Finally, the animals of Oblu, referred to as ghembals (I named 'em some years ago, when I had only recently learned the word "gimbal." I regret nothing). With the exception of some very specialized fliers, all ghembals are spherically symmetrical, with no defined up, down, left, or right. They are often covered with long, retractable limbs, each bearing a flattened pad-foot at its tip with a mouth in the center of each pad, and with conductive fibers running the length of the limb, used to detect radio and microwaves when fully extended. They move not by walking, but by rolling; a ghembal pushes itself forward by bending in the direction of motion, starting to fall, and then extending limbs from its "front" to catch itself while retracting its "hind" limbs. The extent to which the limbs are retracted or extended varies; rapidly-rolling species (like the large critter seen at central-left) tend to have very long limbs, while slower-moving, smaller ghembals (like the little spherical beastie to the lower-right) may make do with much stubbier appendages. Ghembals have managed very well with this mode of locomotion, adapting it to "running," cernuating (The word "cernuation" is courtesy of a fellow who goes by Sigmund Nastrazzurro, who has been worldbuilding since before I was born. I highly recommend investigating his blog, which is a never-failing fountain of speculative biology delights), and even flight (a form of modified cernuation, with the flying ghembal rapidly inflating and deflating hydrogen bladders at the ends of its limbs and swinging from them like a gibbon swinging from one branch to another, with air resistance holding the inflated bladders in place while the ghembal swings beneath. It obviously doesn't work too well in strong winds, so ghembals that fly using this method tend to stick to the porous interior of gume tangles, where wind isn't an issue).
That's Oblu life in a nutshell, then. Only one other thing really needs noting; just as on Gavanna, there are Elu on Oblu. The large ghembal in the center-left of the picture is an Elu, as it happens; the vivid green claw-teeth on its limbs are intentionally garish, meant to broadcast its presence and to signal that it's harmless and safe to approach. Despite their presence, I've never written any short stories focused specifically around an Elu from Oblu.
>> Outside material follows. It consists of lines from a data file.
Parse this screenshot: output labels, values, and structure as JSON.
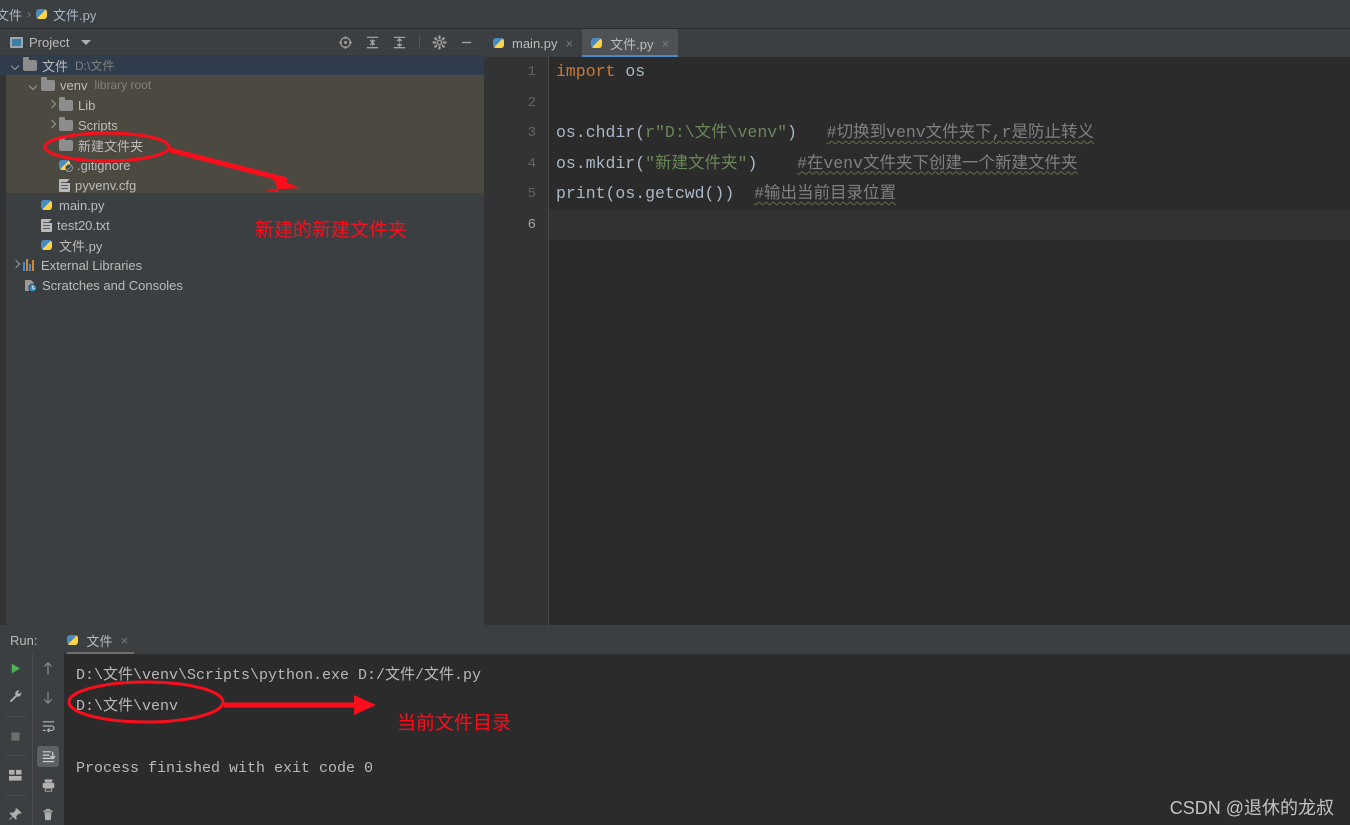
{
  "breadcrumb": {
    "root": "文件",
    "separator": "›",
    "file": "文件.py"
  },
  "project_panel": {
    "title": "Project",
    "tools": [
      "locate-target-icon",
      "expand-all-icon",
      "collapse-all-icon",
      "settings-gear-icon",
      "hide-panel-icon"
    ],
    "tree": [
      {
        "depth": 0,
        "arrow": "open",
        "icon": "folder-icon",
        "label": "文件",
        "sub": "D:\\文件",
        "selected": true
      },
      {
        "depth": 1,
        "arrow": "open",
        "icon": "folder-icon",
        "label": "venv",
        "sub": "library root",
        "selected": false
      },
      {
        "depth": 2,
        "arrow": "closed",
        "icon": "folder-icon",
        "label": "Lib",
        "sub": "",
        "selected": false
      },
      {
        "depth": 2,
        "arrow": "closed",
        "icon": "folder-icon",
        "label": "Scripts",
        "sub": "",
        "selected": false
      },
      {
        "depth": 2,
        "arrow": "none",
        "icon": "folder-icon",
        "label": "新建文件夹",
        "sub": "",
        "selected": false
      },
      {
        "depth": 2,
        "arrow": "none",
        "icon": "gitignore-icon",
        "label": ".gitignore",
        "sub": "",
        "selected": false
      },
      {
        "depth": 2,
        "arrow": "none",
        "icon": "file-icon",
        "label": "pyvenv.cfg",
        "sub": "",
        "selected": false
      },
      {
        "depth": 1,
        "arrow": "none",
        "icon": "python-icon",
        "label": "main.py",
        "sub": "",
        "selected": false
      },
      {
        "depth": 1,
        "arrow": "none",
        "icon": "file-icon",
        "label": "test20.txt",
        "sub": "",
        "selected": false
      },
      {
        "depth": 1,
        "arrow": "none",
        "icon": "python-icon",
        "label": "文件.py",
        "sub": "",
        "selected": false
      },
      {
        "depth": 0,
        "arrow": "closed",
        "icon": "libraries-icon",
        "label": "External Libraries",
        "sub": "",
        "selected": false
      },
      {
        "depth": 0,
        "arrow": "none",
        "icon": "scratches-icon",
        "label": "Scratches and Consoles",
        "sub": "",
        "selected": false
      }
    ]
  },
  "editor": {
    "tabs": [
      {
        "label": "main.py",
        "icon": "python-icon",
        "active": false,
        "close": "×"
      },
      {
        "label": "文件.py",
        "icon": "python-icon",
        "active": true,
        "close": "×"
      }
    ],
    "line_numbers": [
      "1",
      "2",
      "3",
      "4",
      "5",
      "6"
    ],
    "current_line": 6,
    "lines": [
      {
        "n": 1,
        "segments": [
          {
            "t": "import",
            "c": "kw"
          },
          {
            "t": " os",
            "c": "fn"
          }
        ]
      },
      {
        "n": 2,
        "segments": []
      },
      {
        "n": 3,
        "segments": [
          {
            "t": "os.chdir(",
            "c": "fn"
          },
          {
            "t": "r\"D:\\文件\\venv\"",
            "c": "str"
          },
          {
            "t": ")",
            "c": "fn"
          },
          {
            "t": "   ",
            "c": "fn"
          },
          {
            "t": "#切换到venv文件夹下,r是防止转义",
            "c": "cmt"
          }
        ]
      },
      {
        "n": 4,
        "segments": [
          {
            "t": "os.mkdir(",
            "c": "fn"
          },
          {
            "t": "\"新建文件夹\"",
            "c": "str"
          },
          {
            "t": ")",
            "c": "fn"
          },
          {
            "t": "    ",
            "c": "fn"
          },
          {
            "t": "#在venv文件夹下创建一个新建文件夹",
            "c": "cmt"
          }
        ]
      },
      {
        "n": 5,
        "segments": [
          {
            "t": "print",
            "c": "fn"
          },
          {
            "t": "(os.getcwd())",
            "c": "fn"
          },
          {
            "t": "  ",
            "c": "fn"
          },
          {
            "t": "#输出当前目录位置",
            "c": "cmt"
          }
        ]
      },
      {
        "n": 6,
        "segments": []
      }
    ]
  },
  "run_panel": {
    "label": "Run:",
    "tab": {
      "label": "文件",
      "icon": "python-icon",
      "close": "×"
    },
    "gutter_left": [
      "run-play-icon",
      "wrench-icon",
      "stop-icon",
      "layout-icon",
      "pin-icon"
    ],
    "gutter_right": [
      "arrow-up-icon",
      "arrow-down-icon",
      "soft-wrap-icon",
      "scroll-to-end-icon",
      "print-icon",
      "trash-icon"
    ],
    "active_gutter_icon": "scroll-to-end-icon",
    "console_lines": [
      "D:\\文件\\venv\\Scripts\\python.exe D:/文件/文件.py",
      "D:\\文件\\venv",
      "",
      "Process finished with exit code 0"
    ]
  },
  "annotations": {
    "color": "#fc0d1b",
    "tree_note": "新建的新建文件夹",
    "console_note": "当前文件目录"
  },
  "watermark": "CSDN @退休的龙叔"
}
It's hard enough for me to write the completely alien mental environment of Gayenni Elu; adding on a completely alien sensory and physical environment has, hitherto, been a bit too much of a challenge for me. Ah, well. Someday.